Highland Council approves controversial redevelopment plans for iconic Kings House Hotel, Glen Coe
The Kings House Hotel stands at the gateway of Glen Coe, marking the point where the West Highland Way comes down from Rannoch Moor. It’s thought to be one of Scotland’s oldest licensed inns, and was originally built in the 17th century before playing a role in the aftermath of the 1745 Jacobite rebellion.
Today, it’s a well-known landmark on the West Highland Way and a renowned watering hole for outdoor enthusiasts in Glen Coe.
But a major extension described as an ‘industrial-style building which will dwarf the original’ has been approved – despite widespread condemnation by conservation and mountaineering organisation.
The proposal by Black Corries Estate Management Ltd. is to create a large three-storey extension to the original two-storey hotel, and to demolish existing extensions dating back to the 1960s.
In September, Mountaineering Scotland issued a formal objection to the plans.
David Gibson, Chief Executive Officer for Mountaineering Scotland, said: “We are most definitely not against redevelopment of this much-loved hotel, which has played its own part in the area’s climbing history.
“We made no objection to the original plans which were granted in 2016, for a building much more in keeping with the original building and the landscape.
“But this new plan which has been approved now is arguably no different to hotel buildings found in large cities and certainly does not ‘respect, enhance or make responsible use of our natural assets’ as required by the National Planning Framework.”

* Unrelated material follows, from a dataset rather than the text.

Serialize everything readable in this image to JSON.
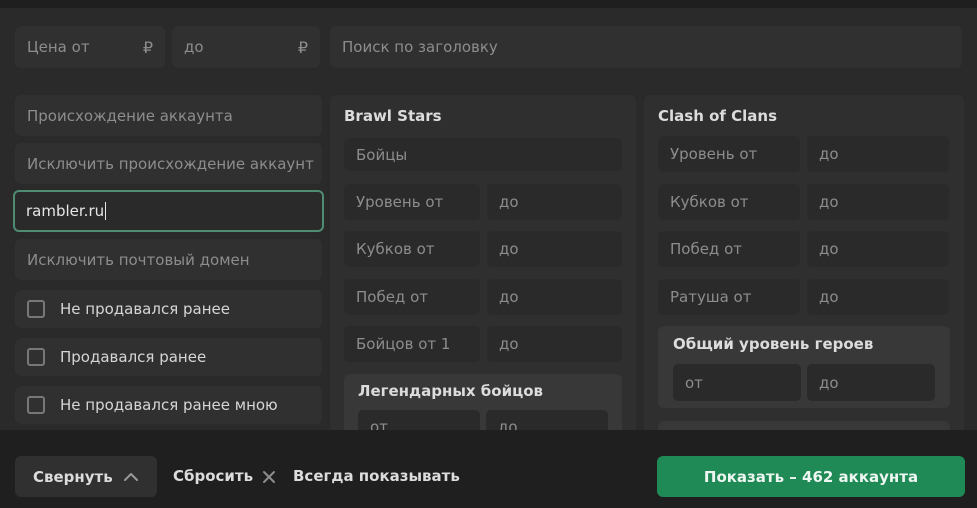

Objections to the application were also submitted by the National Trust for Scotland and the John Muir Trust.